“Over the next four years, Today’s BC Liberals are committed to a $500 million funding boost to improve care for seniors across the system. Included in this is $275 million over the next four years for home and community care services as part of the recent health funding agreement with the federal government.”
The NDP will work towards a national pharmacare program; eliminate MSP premiums within 4 years; and increase support for seniors home and residential care.
“Health care that works for you includes being able to afford the medication your doctor prescribes. Under the BC Liberals, drug prices have risen and nearly one in five British Columbians report they cannot afford to take their medications as prescribed. Every day, people are forced to make unacceptable choices between paying for prescription drugs and putting food on the table… We will work with the federal government towards a national pharmacare program and we will support efforts to bulk purchase medication, bringing costs down.”
“John Horgan and the BC NDP will eliminate MSP fees and make sure low and middle-income families come out ahead. We will go ahead with the 2017 Budget’s 50 per cent reduction and eliminate the fee within four years, saving families as much as $1,800 a year.”
“Nine in ten seniors’ care homes don’t meet minimum government standards…We will increase the length of home support visits and expand the scope of services provided, helping seniors stay in their homes longer…We will increase support for residential care and demand accountability from providers to ensure that they meet staffing standards and provide seniors with the high quality, dignified care that they deserve.
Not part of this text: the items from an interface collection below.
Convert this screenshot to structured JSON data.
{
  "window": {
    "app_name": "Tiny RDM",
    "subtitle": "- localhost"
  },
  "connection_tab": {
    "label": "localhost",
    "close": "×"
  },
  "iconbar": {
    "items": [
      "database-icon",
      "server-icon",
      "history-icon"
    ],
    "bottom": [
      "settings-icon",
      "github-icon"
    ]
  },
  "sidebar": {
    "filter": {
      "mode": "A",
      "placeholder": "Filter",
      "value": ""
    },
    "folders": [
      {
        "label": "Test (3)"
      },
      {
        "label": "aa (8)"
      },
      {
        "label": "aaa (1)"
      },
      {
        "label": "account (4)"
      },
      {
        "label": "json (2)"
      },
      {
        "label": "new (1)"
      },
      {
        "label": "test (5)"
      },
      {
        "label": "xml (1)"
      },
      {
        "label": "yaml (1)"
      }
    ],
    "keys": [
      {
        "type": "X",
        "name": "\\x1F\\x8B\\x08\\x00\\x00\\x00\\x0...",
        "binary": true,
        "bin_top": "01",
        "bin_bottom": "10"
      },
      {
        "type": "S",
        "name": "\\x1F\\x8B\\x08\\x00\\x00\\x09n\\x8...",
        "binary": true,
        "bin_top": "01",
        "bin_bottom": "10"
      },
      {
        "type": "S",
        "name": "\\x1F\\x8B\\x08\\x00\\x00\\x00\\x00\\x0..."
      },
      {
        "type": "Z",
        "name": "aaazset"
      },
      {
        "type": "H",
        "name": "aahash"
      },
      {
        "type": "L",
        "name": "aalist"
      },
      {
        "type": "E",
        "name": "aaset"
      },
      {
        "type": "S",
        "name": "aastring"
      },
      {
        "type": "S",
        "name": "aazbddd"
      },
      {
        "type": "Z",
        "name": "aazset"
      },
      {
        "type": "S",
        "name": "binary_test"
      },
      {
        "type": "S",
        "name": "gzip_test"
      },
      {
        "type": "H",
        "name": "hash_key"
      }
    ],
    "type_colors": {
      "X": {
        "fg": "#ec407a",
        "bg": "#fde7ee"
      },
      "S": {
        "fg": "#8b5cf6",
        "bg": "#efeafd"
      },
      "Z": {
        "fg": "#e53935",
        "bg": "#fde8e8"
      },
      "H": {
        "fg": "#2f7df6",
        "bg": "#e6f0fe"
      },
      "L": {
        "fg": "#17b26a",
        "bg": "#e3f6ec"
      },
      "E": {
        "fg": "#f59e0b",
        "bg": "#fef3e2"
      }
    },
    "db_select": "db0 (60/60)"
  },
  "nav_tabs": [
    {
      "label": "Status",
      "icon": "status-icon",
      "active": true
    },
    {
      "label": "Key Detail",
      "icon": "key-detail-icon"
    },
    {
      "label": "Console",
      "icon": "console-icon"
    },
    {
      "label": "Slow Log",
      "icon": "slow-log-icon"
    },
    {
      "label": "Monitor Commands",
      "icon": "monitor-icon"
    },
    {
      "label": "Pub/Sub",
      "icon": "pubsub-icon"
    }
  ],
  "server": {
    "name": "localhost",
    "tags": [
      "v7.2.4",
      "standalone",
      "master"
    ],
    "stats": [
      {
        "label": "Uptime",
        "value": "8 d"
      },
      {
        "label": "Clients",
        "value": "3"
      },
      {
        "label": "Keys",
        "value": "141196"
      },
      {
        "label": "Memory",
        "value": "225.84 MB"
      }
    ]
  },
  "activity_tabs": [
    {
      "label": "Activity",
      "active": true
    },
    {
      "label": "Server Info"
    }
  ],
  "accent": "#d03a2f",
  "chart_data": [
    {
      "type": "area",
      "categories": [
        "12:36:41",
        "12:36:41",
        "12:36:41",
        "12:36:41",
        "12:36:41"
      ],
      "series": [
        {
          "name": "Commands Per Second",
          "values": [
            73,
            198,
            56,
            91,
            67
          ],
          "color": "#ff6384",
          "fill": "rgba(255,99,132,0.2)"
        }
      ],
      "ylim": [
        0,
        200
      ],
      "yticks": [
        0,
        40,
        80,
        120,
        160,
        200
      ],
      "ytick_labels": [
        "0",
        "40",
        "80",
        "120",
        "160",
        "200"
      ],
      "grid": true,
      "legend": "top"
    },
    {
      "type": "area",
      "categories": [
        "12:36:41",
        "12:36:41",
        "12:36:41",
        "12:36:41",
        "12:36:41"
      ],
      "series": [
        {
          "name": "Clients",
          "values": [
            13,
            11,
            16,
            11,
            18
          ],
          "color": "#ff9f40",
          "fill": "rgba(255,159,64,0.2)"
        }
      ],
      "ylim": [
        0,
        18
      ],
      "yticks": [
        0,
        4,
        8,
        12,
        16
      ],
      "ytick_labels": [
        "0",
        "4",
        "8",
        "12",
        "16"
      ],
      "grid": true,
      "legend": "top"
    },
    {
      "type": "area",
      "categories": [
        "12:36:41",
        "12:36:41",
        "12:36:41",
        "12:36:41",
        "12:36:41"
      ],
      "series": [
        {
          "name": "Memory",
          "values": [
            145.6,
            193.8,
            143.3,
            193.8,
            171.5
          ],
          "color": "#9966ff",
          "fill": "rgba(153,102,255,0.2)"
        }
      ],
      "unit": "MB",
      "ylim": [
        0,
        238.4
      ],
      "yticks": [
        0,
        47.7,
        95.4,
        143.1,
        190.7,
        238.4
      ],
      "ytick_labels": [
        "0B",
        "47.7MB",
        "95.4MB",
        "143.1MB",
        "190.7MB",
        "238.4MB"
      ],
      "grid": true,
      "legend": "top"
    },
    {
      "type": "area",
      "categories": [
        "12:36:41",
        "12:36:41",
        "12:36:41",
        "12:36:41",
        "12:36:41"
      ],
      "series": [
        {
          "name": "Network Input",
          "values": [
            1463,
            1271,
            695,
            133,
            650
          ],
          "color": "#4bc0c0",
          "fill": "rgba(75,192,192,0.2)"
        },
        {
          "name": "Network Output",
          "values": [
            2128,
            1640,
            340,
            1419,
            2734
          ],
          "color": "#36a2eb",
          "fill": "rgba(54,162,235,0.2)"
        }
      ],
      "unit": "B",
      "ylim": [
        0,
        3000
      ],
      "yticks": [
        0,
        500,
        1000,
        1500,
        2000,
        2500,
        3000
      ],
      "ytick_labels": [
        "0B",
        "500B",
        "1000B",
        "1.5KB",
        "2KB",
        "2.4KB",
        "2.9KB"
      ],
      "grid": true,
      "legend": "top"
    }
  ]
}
We will support relationship-based care, and ensure those care relationships are not disrupted by contracting out or contract-flipping. We will also conduct a systematic review to establish and maintain safe staffing levels going forward.”